Deep learning-based features of breast MRI for prediction of occult invasive disease following a diagnosis of ductal carcinoma in situ: Preliminary data
Approximately 25% of patients with ductal carcinoma in situ (DCIS) diagnosed from core needle biopsy are subsequently upstaged to invasive cancer at surgical excision. Identifying patients with occult invasive disease is important as it changes treatment and precludes enrollment in active surveillance for DCIS. In this study, we investigated upstaging of DCIS to invasive disease using deep features. While deep neural networks require large amounts of training data, the available data to predict DCIS upstaging is sparse and thus directly training a neural network is unlikely to be successful. In this work, a pre-trained neural network is used as a feature extractor and a support vector machine (SVM) is trained on the extracted features. We used the dynamic contrast-enhanced (DCE) MRIs of patients at our institution from January 1, 2000, through March 23, 2014 who underwent MRI following a diagnosis of DCIS. Among the 131 DCIS patients, there were 35 patients who were upstaged to invasive cancer. Area under the ROC curve within the 10-fold cross-validation scheme was used for validation of our predictive model. The use of deep features was able to achieve an AUC of 0.68 (95% CI: 0.56-0.78) to predict occult invasive disease.

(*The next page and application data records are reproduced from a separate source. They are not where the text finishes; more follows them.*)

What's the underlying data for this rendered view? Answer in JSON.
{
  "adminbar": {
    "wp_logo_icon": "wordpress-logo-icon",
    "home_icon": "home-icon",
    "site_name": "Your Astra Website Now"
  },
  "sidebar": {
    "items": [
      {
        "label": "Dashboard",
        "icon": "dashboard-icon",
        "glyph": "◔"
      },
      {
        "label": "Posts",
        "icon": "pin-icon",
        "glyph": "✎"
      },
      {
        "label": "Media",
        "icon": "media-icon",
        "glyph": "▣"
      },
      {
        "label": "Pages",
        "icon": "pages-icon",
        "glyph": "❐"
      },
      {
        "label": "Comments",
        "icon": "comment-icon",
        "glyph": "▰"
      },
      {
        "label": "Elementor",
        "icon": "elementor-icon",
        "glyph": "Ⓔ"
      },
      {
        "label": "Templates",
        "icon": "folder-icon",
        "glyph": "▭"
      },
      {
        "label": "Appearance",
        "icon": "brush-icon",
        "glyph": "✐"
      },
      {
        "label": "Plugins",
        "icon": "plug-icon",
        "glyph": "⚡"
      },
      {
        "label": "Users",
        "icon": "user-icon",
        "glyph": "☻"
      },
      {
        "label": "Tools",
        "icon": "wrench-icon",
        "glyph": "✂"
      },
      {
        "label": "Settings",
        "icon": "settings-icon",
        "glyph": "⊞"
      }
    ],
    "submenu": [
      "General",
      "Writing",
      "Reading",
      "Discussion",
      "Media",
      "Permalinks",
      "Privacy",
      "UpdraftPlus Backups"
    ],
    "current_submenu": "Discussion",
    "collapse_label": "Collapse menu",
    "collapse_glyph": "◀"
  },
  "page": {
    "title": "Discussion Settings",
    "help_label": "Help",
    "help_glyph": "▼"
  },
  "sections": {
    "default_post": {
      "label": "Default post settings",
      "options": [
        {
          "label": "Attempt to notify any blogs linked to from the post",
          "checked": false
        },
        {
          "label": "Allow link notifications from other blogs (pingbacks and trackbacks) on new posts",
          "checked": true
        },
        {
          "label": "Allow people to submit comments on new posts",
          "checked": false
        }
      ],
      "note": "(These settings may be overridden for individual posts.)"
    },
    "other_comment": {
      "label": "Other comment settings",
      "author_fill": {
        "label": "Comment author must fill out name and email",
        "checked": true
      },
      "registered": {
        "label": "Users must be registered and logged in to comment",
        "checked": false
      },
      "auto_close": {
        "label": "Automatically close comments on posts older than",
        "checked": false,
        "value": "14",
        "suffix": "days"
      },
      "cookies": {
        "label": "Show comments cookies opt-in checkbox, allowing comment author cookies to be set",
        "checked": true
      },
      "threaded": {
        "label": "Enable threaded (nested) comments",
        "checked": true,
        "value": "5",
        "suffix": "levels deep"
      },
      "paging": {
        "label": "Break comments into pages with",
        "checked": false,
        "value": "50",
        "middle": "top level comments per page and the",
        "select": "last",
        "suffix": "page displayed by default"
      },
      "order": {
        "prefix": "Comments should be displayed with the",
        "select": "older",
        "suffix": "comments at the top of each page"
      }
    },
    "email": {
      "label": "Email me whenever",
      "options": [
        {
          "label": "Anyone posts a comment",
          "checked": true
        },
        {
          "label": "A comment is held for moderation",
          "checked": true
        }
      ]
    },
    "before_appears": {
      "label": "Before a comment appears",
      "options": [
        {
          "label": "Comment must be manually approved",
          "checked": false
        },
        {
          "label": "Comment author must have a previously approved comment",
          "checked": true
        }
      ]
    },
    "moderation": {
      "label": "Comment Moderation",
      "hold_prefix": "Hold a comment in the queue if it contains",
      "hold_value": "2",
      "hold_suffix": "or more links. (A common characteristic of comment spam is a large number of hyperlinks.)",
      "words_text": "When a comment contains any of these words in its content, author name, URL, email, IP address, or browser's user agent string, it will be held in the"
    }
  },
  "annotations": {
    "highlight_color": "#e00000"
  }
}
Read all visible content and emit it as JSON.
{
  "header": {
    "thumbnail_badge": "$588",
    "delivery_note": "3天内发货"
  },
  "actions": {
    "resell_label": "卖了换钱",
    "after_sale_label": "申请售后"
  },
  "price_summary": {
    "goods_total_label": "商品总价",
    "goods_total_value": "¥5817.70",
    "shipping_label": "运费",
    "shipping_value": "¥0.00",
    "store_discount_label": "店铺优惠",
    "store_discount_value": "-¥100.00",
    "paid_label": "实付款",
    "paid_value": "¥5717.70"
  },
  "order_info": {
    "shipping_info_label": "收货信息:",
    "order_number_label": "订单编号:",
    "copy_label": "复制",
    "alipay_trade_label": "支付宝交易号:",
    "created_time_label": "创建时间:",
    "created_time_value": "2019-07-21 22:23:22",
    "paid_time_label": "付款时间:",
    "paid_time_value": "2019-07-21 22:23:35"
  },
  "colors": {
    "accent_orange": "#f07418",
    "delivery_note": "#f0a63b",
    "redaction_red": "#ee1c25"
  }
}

This preliminary work demonstrates the promise of deep features to predict surgical upstaging following a diagnosis of DCIS.